By Mark Paris (not verified) on 27 Jan 2006 #permalink

Hi Emily!

I just wanted to clarify that Puerto Ricans (us) were granted citizenship with the Jones Act of March 2, 1917. This is an act by congress and is not guaranteed by the constitution. At any point in time Puerto Ricans could lose their US citizenship after many Puerto Ricans faught in all the wars and died for this country. I am a fierce advocate of statehood (Emily knows that) and I don't think the fact that many of us don't speak English is an obstacle (has it been an obstacle?). It is also true that we might have no idea about US politics (not me I am addicted to it) but I live in Arizona and believe me when I say that people here know less about it. One thing is for certain we love politics and in a country were only about 40% of the population vote, i.e. US (about 71620000), we could easily be a political influence. Also don't forget that there are 4 million Puerto Ricans in the island. That would put us around spot 27th in the population ranking. That is why most of the senators and representatives don't want PR to become a state. I think they are forgetting for example about people like Emily and me that came to the US to study our PhD's and have to go through not even been able to get a driver's license because they say you are not a US citizen or having to argue with a TSA officer at the Phoenix Sky Harbor Airport because I didn't have a passport and therefore I couldn't get on a plane to go home (to PR). That is just one of the reasons why I think statehood is good.

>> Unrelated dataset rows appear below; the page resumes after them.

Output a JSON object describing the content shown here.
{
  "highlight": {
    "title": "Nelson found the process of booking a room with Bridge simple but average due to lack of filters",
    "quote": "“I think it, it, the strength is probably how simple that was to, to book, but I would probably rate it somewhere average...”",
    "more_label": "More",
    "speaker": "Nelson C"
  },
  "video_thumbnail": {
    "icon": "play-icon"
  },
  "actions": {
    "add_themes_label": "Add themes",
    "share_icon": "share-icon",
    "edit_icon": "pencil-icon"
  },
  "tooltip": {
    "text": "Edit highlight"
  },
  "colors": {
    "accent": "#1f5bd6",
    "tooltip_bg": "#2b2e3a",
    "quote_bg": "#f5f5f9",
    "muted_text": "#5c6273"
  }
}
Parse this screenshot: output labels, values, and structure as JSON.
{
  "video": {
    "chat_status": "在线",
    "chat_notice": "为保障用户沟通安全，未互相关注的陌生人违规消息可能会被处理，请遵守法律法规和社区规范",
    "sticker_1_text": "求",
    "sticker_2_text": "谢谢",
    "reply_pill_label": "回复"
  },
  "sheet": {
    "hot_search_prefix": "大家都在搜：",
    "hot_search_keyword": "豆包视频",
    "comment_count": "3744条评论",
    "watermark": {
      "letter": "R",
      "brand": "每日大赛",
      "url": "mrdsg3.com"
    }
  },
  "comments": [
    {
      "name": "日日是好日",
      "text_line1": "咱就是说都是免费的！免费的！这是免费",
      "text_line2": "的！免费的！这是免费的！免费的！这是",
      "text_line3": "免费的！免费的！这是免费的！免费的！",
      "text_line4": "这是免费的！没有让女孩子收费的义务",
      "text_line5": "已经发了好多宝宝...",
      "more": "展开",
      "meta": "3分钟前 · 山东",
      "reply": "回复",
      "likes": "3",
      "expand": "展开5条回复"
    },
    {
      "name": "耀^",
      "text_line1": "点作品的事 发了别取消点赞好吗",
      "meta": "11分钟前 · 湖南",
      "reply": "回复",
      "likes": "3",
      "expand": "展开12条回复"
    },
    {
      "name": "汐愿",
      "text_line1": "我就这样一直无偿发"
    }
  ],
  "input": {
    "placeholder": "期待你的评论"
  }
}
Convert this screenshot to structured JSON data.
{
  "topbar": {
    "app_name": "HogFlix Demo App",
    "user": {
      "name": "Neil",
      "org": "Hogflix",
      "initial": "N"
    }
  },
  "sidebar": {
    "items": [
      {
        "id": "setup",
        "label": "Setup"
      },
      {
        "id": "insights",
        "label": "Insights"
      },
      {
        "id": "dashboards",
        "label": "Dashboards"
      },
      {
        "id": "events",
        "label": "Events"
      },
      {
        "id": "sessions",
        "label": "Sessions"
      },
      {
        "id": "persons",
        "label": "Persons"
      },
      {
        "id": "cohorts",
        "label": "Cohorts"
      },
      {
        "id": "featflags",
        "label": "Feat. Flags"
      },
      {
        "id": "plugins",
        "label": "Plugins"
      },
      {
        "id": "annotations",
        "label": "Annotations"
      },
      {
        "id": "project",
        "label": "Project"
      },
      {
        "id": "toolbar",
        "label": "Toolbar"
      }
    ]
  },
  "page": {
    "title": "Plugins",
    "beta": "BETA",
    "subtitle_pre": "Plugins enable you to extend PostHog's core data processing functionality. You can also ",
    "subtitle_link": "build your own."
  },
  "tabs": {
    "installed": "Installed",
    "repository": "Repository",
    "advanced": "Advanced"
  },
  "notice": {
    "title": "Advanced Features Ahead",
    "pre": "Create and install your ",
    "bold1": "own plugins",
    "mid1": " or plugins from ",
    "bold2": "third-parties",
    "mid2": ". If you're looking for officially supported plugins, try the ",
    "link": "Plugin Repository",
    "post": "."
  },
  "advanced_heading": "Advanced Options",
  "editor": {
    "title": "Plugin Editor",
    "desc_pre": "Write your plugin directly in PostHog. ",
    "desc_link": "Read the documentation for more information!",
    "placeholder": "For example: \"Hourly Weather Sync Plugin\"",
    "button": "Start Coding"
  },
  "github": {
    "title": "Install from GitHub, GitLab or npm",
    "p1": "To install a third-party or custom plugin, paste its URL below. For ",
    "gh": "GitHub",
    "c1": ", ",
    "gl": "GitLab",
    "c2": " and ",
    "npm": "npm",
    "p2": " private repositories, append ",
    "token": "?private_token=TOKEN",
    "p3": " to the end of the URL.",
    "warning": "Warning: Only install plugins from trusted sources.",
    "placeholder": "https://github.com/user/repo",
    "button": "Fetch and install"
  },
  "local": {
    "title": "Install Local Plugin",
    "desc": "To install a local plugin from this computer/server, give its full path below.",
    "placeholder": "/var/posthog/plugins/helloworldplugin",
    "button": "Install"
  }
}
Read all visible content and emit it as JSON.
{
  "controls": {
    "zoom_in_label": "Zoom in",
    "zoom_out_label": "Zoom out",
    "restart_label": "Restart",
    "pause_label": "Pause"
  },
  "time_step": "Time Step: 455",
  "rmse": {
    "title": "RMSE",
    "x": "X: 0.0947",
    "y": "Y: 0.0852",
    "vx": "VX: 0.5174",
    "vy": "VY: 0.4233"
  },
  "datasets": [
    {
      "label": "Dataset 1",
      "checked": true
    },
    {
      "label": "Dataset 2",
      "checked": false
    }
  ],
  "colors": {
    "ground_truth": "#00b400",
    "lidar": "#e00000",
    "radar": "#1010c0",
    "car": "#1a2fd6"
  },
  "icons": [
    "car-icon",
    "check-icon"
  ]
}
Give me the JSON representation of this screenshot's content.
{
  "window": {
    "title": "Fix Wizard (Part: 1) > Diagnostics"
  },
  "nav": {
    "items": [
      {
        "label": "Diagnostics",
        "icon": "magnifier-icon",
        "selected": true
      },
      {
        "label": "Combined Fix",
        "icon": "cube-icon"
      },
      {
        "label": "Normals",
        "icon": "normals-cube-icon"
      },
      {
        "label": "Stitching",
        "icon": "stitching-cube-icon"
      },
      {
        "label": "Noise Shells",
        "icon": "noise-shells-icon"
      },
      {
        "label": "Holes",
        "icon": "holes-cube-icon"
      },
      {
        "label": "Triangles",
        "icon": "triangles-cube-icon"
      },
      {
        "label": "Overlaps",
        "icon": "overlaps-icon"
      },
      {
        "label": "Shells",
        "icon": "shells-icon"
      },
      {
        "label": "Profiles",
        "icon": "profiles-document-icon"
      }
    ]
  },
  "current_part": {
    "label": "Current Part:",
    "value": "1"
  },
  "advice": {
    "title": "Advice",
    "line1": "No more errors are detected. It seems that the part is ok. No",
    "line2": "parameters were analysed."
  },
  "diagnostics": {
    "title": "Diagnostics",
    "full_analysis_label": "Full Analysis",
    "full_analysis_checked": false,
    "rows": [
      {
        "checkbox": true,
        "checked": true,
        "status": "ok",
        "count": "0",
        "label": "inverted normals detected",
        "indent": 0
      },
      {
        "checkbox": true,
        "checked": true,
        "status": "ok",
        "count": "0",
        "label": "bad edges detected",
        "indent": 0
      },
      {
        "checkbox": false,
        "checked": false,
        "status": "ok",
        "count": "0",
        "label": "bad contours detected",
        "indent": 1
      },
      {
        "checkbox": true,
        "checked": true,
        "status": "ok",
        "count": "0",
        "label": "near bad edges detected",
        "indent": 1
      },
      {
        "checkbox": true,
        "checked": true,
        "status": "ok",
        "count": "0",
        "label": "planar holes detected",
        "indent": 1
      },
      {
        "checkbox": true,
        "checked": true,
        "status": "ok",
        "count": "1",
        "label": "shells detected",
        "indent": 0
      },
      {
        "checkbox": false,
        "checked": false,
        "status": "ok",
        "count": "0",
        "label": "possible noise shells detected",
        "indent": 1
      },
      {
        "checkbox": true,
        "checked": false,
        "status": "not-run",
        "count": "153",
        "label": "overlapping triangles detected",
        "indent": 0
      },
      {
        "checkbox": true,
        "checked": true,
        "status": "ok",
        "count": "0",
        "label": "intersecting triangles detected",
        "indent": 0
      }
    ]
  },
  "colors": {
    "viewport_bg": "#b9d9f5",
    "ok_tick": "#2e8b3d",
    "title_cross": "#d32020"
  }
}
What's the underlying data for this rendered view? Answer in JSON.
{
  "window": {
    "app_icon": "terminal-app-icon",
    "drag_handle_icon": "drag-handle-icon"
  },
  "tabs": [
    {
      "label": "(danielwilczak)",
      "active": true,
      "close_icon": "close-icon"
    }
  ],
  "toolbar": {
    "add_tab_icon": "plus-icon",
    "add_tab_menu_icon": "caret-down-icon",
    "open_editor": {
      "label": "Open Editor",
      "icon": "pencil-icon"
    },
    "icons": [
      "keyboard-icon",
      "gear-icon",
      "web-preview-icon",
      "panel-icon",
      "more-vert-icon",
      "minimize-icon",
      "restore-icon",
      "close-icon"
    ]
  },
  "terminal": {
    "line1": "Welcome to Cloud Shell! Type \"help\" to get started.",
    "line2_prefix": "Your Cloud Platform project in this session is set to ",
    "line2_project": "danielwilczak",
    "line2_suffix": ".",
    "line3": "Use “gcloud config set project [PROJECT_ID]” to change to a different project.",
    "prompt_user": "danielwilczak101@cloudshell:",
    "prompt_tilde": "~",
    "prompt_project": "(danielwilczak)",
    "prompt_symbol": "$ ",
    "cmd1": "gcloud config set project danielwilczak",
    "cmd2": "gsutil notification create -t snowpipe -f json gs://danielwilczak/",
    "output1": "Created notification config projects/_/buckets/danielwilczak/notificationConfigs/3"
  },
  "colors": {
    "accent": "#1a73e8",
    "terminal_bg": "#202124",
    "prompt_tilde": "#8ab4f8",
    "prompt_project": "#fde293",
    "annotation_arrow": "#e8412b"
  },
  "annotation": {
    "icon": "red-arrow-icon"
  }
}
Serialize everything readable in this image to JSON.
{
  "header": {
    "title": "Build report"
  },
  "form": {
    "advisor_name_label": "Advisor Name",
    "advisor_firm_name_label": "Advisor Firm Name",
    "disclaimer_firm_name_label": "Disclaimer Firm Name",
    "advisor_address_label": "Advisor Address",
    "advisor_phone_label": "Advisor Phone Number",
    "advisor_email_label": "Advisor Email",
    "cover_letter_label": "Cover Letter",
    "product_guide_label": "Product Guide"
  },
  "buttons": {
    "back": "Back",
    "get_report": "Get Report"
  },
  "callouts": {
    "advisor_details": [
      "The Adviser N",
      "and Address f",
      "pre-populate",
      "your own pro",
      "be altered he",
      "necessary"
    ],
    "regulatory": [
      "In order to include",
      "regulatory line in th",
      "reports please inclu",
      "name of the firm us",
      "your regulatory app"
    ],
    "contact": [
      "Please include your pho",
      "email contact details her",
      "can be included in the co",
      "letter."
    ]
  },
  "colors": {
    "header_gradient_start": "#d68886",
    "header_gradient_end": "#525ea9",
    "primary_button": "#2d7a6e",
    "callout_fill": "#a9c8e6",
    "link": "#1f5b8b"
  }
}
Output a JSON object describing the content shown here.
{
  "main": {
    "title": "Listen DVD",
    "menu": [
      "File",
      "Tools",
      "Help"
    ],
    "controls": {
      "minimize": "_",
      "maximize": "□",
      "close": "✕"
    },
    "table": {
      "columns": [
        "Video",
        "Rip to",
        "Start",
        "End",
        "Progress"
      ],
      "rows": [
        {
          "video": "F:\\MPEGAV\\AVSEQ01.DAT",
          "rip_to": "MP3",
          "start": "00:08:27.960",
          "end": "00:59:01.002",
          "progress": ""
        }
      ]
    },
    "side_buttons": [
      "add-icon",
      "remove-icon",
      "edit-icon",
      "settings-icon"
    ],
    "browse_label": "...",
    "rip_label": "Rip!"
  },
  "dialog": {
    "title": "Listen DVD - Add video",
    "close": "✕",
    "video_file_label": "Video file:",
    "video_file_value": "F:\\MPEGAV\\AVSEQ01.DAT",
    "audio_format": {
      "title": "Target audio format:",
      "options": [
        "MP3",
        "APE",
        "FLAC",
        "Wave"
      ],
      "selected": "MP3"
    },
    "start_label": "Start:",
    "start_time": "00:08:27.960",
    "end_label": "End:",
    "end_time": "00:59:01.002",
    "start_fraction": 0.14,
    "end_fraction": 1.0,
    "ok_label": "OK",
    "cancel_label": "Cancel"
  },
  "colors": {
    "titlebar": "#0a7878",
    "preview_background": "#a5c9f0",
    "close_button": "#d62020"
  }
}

About the DC situation I disagree with making it a state. It is the capital of a Federation. It was not meant to be part of any of the states that forms the federation.It should be a neutral entity. That is my opinion. Thanks for the opportunity to express my opinion. I am glad people in the US are talking about the status situation of the territories. I hope you all have a great day!


"El propósito muda al sabio. El necio persevera."
-Fernando de Rojas